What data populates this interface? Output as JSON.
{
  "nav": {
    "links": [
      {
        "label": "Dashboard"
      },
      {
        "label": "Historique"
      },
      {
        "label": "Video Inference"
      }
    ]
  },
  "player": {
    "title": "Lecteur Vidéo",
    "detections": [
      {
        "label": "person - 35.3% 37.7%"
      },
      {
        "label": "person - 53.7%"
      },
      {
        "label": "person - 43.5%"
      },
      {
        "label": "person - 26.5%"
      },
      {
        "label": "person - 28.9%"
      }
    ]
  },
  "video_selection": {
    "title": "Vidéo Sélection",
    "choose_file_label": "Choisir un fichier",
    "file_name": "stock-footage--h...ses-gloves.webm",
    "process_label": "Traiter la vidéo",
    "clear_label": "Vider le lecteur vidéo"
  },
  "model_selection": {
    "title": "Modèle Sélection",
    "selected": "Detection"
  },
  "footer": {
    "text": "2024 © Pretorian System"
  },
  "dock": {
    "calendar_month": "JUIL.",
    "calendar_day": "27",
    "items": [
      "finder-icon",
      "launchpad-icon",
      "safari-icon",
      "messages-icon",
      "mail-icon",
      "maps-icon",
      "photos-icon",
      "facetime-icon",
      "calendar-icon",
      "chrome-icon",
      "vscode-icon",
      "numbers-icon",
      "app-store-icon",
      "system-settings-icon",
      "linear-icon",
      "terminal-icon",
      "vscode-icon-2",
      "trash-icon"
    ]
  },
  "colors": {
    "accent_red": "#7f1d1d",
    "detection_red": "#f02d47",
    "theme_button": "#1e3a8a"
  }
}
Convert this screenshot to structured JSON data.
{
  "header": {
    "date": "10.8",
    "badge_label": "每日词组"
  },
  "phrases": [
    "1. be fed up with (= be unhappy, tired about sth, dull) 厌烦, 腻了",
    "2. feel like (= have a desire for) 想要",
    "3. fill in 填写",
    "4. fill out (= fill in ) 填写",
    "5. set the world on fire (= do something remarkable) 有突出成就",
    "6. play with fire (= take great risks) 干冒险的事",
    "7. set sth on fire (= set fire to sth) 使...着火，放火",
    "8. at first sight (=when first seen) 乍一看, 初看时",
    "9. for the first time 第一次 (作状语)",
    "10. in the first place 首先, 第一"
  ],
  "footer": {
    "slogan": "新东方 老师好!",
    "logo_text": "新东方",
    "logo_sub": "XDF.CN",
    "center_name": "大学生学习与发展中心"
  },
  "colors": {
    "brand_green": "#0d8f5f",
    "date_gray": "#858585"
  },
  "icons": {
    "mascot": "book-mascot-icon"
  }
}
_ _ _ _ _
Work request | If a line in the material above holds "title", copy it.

Expected answer |
    "title": "Lecteur Vidéo",
    "title": "Vidéo Sélection",
    "title": "Modèle Sélection",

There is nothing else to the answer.